Kim Oualline waited years for softball to become an official school sport.

An experienced and talented senior who has played softball since the second grade, Oualline was regarded as a star player, listed among area players to watch in the Dallas Morning News. But new varsity sports often experience growing pains, and Oualline and coach Kim Kromdyke have had their share.

RISD didn’t adopt softball until after the beginning of the school year. The girls didn’t have athletic period during the fall semester and began workouts 10 days before their first game. Their bats didn’t arrive until the day of the first game, and their uniforms were still on order.

Many of the games were rained out, but when the Lake Highlands girls did play, they lost. Oualline, who prefers to play first base or outfield, was pressed into service as a catcher during a cold weekend tournament in Denton and hurt her shoulder throwing to second base.

Despite it all, she remains optimistic.

“I really think we’re going to do OK in district,” Oualline says. “All of the (RISD) teams are starting out even. We just need to play some games and get some players from soccer and get together.”

Oualline has been an active student at Lake Highlands. She’s in the National Honor Society, Exchange Club and Students Against Drunk Driving.

But her main focus has been athletics. She was a point guard on the varsity basketball team until midway through her senior season. Her softball experience includes one year of fast-pitch in a Garland league when she was in the ninth grade.

“I had been playing softball for so long, and basketball year-round since fourth grade,” Oualline says. “I like the competition and the games, and my dad pushed me to be good at it.”

Oualline excelled at softball from the first game, Kromdyke said. After the first few games, she was batting .600. However, the pleasure of playing well was diluted by the fact that all of those games were losses.

“I got mad once,” Oualline says. “We were playing against a girl who was throwing 70 miles per hour, and only a couple of us could hit her. Losing is hard, but I feel that we’ll start winning soon.”

“Kim is an outstanding player,” Kromdyke says. “She can play any position. It’s just that we are a very young team.”

Wrestler Third in State

As a junior, Greg Donahoe decided to get serious about wrestling. He put in a year of hard work and proved himself by placing third in the recent state meet at Abilene, the top individual achievement by coach Pete Grieder’s region championship wrestling team.

Donahoe, a 5-10 senior who wrestles in the 180-pound class, lost only one match in the state meet, a semifinal. He came back to win a consolation bracket match and the third-place bout.
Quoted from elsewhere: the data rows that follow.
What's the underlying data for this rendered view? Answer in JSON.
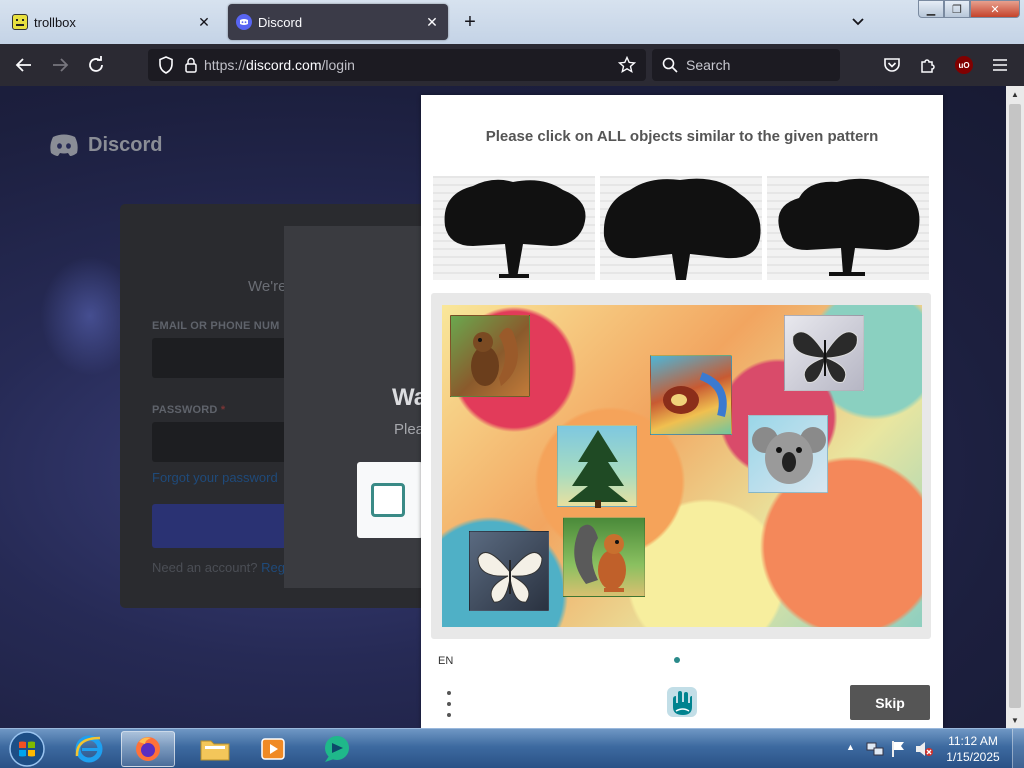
{
  "tabs": [
    {
      "title": "trollbox",
      "icon": "trollbox-favicon",
      "active": false
    },
    {
      "title": "Discord",
      "icon": "discord-favicon",
      "active": true
    }
  ],
  "url": {
    "scheme": "https://",
    "domain": "discord.com",
    "path": "/login"
  },
  "search": {
    "placeholder": "Search"
  },
  "discord": {
    "brand": "Discord",
    "welcome": "We're",
    "email_label": "EMAIL OR PHONE NUM",
    "password_label": "PASSWORD",
    "password_required": "*",
    "forgot": "Forgot your password",
    "need_account": "Need an account?",
    "register": "Reg",
    "heading": "Wa",
    "subtext": "Plea"
  },
  "captcha": {
    "prompt": "Please click on ALL objects similar to the given pattern",
    "language": "EN",
    "skip_label": "Skip",
    "examples": [
      "tree",
      "tree",
      "tree"
    ],
    "tiles": [
      "squirrel",
      "butterfly",
      "abstract-swirl",
      "pine-tree",
      "koala",
      "butterfly",
      "squirrel"
    ]
  },
  "taskbar": {
    "pinned": [
      "internet-explorer",
      "firefox",
      "file-explorer",
      "media-player",
      "app-bubble"
    ],
    "time": "11:12 AM",
    "date": "1/15/2025"
  },
  "colors": {
    "accent": "#2a8a8a",
    "discord_blurple": "#5865f2",
    "firefox_dark": "#2b2a33"
  }
}
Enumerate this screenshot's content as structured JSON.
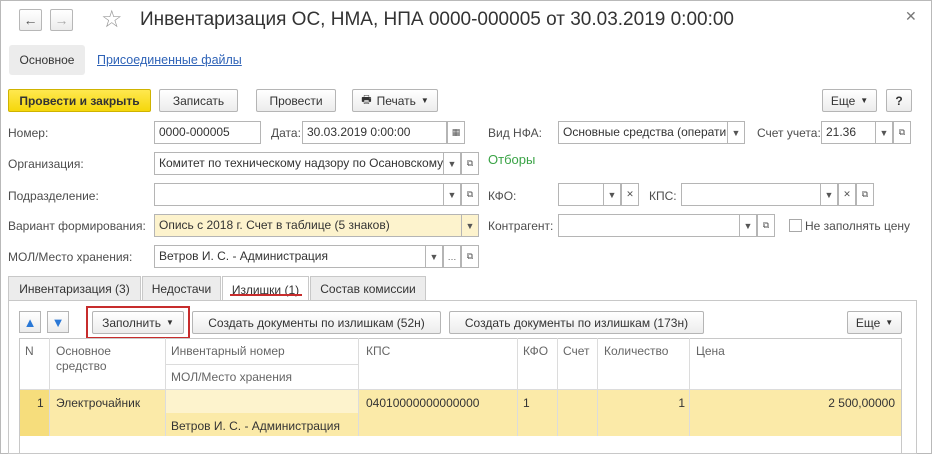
{
  "title": "Инвентаризация ОС, НМА, НПА 0000-000005 от 30.03.2019 0:00:00",
  "nav": {
    "back": "←",
    "forward": "→",
    "star": "☆",
    "close": "✕"
  },
  "tabs_top": {
    "main": "Основное",
    "files": "Присоединенные файлы"
  },
  "toolbar": {
    "post_close": "Провести и закрыть",
    "save": "Записать",
    "post": "Провести",
    "print": "Печать",
    "more": "Еще",
    "help": "?"
  },
  "form": {
    "number_label": "Номер:",
    "number_value": "0000-000005",
    "date_label": "Дата:",
    "date_value": "30.03.2019  0:00:00",
    "nfa_label": "Вид НФА:",
    "nfa_value": "Основные средства (операти",
    "account_label": "Счет учета:",
    "account_value": "21.36",
    "org_label": "Организация:",
    "org_value": "Комитет по техническому надзору по Осановскому",
    "filters": "Отборы",
    "dept_label": "Подразделение:",
    "dept_value": "",
    "kfo_label": "КФО:",
    "kfo_value": "",
    "kps_label": "КПС:",
    "kps_value": "",
    "variant_label": "Вариант формирования:",
    "variant_value": "Опись с 2018 г. Счет в таблице (5 знаков)",
    "contractor_label": "Контрагент:",
    "contractor_value": "",
    "no_price_label": "Не заполнять цену",
    "mol_label": "МОЛ/Место хранения:",
    "mol_value": "Ветров И. С. - Администрация"
  },
  "tabs": [
    "Инвентаризация (3)",
    "Недостачи",
    "Излишки (1)",
    "Состав комиссии"
  ],
  "tab_toolbar": {
    "fill": "Заполнить",
    "create52": "Создать документы по излишкам (52н)",
    "create173": "Создать документы по излишкам (173н)",
    "more": "Еще"
  },
  "table": {
    "headers": {
      "n": "N",
      "asset": "Основное средство",
      "inv": "Инвентарный номер",
      "mol": "МОЛ/Место хранения",
      "kps": "КПС",
      "kfo": "КФО",
      "account": "Счет",
      "qty": "Количество",
      "price": "Цена"
    },
    "rows": [
      {
        "n": "1",
        "asset": "Электрочайник",
        "inv": "",
        "mol": "Ветров И. С. - Администрация",
        "kps": "04010000000000000",
        "kfo": "1",
        "account": "",
        "qty": "1",
        "price": "2 500,00000"
      }
    ]
  },
  "colors": {
    "accent_yellow": "#f5d70b",
    "link": "#2f63b7",
    "filter_green": "#3aa346",
    "highlight_red": "#c72c2c",
    "row_yellow": "#fbeaa8"
  }
}
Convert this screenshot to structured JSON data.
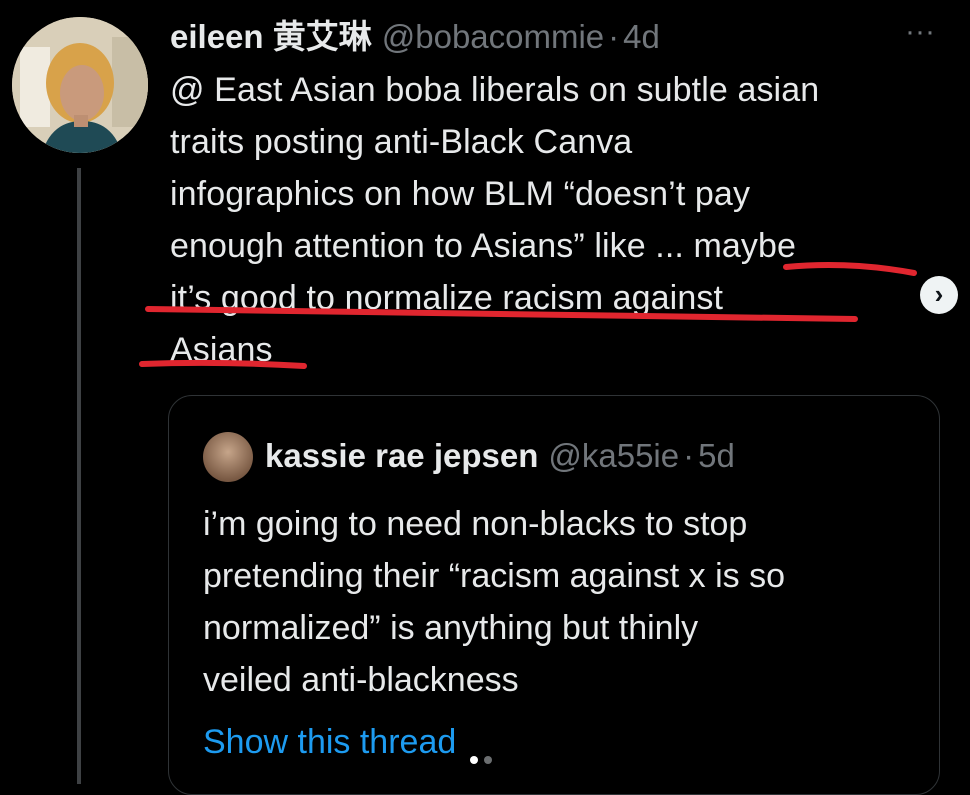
{
  "tweet": {
    "author_name": "eileen 黄艾琳",
    "handle": "@bobacommie",
    "separator": "·",
    "time": "4d",
    "more_label": "···",
    "text": "@ East Asian boba liberals on subtle asian\ntraits posting anti-Black Canva\ninfographics on how BLM “doesn’t pay\nenough attention to Asians” like ... maybe\nit’s good to normalize racism against\nAsians"
  },
  "quote": {
    "author_name": "kassie rae jepsen",
    "handle": "@ka55ie",
    "separator": "·",
    "time": "5d",
    "text": "i’m going to need non-blacks to stop\npretending their “racism against x is so\nnormalized” is anything but thinly\nveiled anti-blackness",
    "show_thread_label": "Show this thread"
  },
  "carousel": {
    "next_label": "›",
    "page_count": 2,
    "active_page": 1
  },
  "colors": {
    "underline": "#e0262f",
    "link": "#1d9bf0",
    "muted": "#71767b"
  },
  "icons": {
    "more": "more-horizontal-icon",
    "next": "chevron-right-icon"
  }
}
Grieder’s “Gorilla” squad won the Region 3 championship by a wide margin on its home floor, compiling 237 points to 147 for runner-up Plano. It was the second region crown for the Wildcats, who also won in 1991.

Other LHHS wrestlers who won region championships in their respective divisions, thus qualifying for the state tournament, were Chung Choi, Claude Medlock, Austin Kempson, Alex Johnson, Gianni Shiffer, Chris Johnson and Juanapha Gibson.

Boys Soccer Earns Playoffs

The boys soccer team had to forfeit three games midway through the district race because of what coach Frank Gidwani says was “a misinterpretation of the eligibility rules.” The misinterpretation made a transfer student and team member from Mexico ineligible.

“It was frustrating,” Gearing says. “We played so well. But we’ve answered. We haven’t lost a game since that happened.”

Despite the setback, the team still made the playoffs. Going into the season finale against Plano, the Wildcats were officially 5-4 in district (7-1 on the field, but 0-3 in legalities).

Wildcats soccer player Alan Gearing was sought by San Diego State and USC, but finally decided on SMU. His all-around play is likely to earn him several post-season honors.

Talk About Bad Breaks

The LHHS girls soccer had lost only two games this season going into their finale against Plano, but those two losses were enough to spoil their playoff chances.

First-year head coach Alicia Heard’s team tied Plano and defeated and tied Plano East. Starting the final week of the season, the Wildcats had a 10-1-4 record (5-1-2 in district play) and were rated No. 1 in the area by the Dallas Morning News poll. Despite this, they didn’t make the playoffs.

“But it was a great season,” Heard says. “The girls became a phenomenal team and have been great to coach.”

Senior Rachel Wilkinson scored 15 goals, and Heard cited Laura McClendon, Caren Vaughan and Liz Preskitt for outstanding defensive play.